= Beginning of Section =

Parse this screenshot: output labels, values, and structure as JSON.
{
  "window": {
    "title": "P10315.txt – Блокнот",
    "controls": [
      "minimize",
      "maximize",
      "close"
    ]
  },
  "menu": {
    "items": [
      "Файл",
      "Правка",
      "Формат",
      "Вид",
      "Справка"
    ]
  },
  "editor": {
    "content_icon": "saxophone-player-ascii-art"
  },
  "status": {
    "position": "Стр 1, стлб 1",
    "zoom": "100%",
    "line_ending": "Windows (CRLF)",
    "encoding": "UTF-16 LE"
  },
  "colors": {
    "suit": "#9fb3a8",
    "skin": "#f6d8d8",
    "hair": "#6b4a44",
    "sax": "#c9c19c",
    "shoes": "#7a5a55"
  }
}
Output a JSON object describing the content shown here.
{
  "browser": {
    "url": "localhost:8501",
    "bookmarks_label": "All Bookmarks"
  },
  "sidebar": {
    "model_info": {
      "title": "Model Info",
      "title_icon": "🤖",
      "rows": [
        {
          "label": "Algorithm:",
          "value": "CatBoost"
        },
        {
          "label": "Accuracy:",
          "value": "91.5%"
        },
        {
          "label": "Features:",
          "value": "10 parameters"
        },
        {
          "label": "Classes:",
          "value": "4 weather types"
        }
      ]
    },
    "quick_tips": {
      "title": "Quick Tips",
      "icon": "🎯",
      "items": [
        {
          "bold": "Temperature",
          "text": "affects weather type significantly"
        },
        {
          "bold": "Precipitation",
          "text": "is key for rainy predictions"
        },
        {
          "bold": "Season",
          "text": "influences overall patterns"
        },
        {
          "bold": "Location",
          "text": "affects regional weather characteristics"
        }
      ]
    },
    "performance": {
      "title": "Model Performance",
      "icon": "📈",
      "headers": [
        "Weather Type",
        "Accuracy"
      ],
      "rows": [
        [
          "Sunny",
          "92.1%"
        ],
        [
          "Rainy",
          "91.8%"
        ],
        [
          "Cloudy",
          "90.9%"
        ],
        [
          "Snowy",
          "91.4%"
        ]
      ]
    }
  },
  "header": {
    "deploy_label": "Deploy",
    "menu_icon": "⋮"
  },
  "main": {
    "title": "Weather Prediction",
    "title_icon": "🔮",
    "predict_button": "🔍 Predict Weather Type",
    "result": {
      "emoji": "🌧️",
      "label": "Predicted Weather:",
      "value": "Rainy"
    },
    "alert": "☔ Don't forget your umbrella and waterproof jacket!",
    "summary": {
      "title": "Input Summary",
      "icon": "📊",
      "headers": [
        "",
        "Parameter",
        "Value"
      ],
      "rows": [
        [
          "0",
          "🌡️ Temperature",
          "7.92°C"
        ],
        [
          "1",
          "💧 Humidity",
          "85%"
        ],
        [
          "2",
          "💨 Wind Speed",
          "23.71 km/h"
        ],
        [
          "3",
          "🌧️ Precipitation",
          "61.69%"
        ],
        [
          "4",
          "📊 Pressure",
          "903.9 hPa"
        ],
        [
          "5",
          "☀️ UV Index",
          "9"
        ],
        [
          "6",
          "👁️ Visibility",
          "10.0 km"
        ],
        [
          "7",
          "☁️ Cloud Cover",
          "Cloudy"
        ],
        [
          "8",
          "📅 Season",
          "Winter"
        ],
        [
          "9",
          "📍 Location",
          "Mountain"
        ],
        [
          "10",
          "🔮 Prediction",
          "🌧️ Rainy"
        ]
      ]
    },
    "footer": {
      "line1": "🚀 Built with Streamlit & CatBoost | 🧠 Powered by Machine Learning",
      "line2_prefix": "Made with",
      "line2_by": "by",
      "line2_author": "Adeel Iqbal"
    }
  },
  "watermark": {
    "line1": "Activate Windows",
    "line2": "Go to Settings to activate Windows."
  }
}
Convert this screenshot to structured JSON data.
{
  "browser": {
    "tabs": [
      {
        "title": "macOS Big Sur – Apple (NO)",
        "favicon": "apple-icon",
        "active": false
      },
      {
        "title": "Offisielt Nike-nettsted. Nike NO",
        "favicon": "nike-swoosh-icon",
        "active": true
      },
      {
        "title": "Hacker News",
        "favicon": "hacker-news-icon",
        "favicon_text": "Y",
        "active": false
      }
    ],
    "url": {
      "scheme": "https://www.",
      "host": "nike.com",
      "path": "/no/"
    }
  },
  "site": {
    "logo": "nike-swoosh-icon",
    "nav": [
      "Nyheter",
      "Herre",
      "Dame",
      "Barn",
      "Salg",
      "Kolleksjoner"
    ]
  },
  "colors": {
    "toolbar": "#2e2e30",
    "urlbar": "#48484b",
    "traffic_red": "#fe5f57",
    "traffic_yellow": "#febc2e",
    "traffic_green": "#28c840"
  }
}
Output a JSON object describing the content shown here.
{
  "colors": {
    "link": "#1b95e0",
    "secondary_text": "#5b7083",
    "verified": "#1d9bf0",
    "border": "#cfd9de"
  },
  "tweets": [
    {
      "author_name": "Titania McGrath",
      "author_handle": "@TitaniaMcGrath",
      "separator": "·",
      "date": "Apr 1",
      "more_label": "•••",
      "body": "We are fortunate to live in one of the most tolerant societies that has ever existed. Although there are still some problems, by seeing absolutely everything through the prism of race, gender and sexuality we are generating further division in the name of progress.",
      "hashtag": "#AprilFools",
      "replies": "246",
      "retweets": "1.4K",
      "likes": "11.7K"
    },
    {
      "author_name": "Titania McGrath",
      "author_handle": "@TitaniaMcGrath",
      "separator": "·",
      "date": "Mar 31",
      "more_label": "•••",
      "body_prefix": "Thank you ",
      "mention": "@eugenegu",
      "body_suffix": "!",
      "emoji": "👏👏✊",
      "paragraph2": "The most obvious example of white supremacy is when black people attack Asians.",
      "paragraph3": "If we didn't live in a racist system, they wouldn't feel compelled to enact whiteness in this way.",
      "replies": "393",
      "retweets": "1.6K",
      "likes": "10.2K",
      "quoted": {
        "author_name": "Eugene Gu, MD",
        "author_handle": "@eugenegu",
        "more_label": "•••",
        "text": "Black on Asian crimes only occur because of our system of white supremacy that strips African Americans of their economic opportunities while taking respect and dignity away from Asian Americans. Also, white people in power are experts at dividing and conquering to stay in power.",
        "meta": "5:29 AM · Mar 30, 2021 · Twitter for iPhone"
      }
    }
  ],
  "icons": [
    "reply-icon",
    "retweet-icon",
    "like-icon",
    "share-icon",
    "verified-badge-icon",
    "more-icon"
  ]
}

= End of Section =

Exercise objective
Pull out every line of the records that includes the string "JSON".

Result
Parse this screenshot: output labels, values, and structure as JSON.
Output a JSON object describing the content shown here.
Convert this screenshot to structured JSON data.
Output a JSON object describing the content shown here.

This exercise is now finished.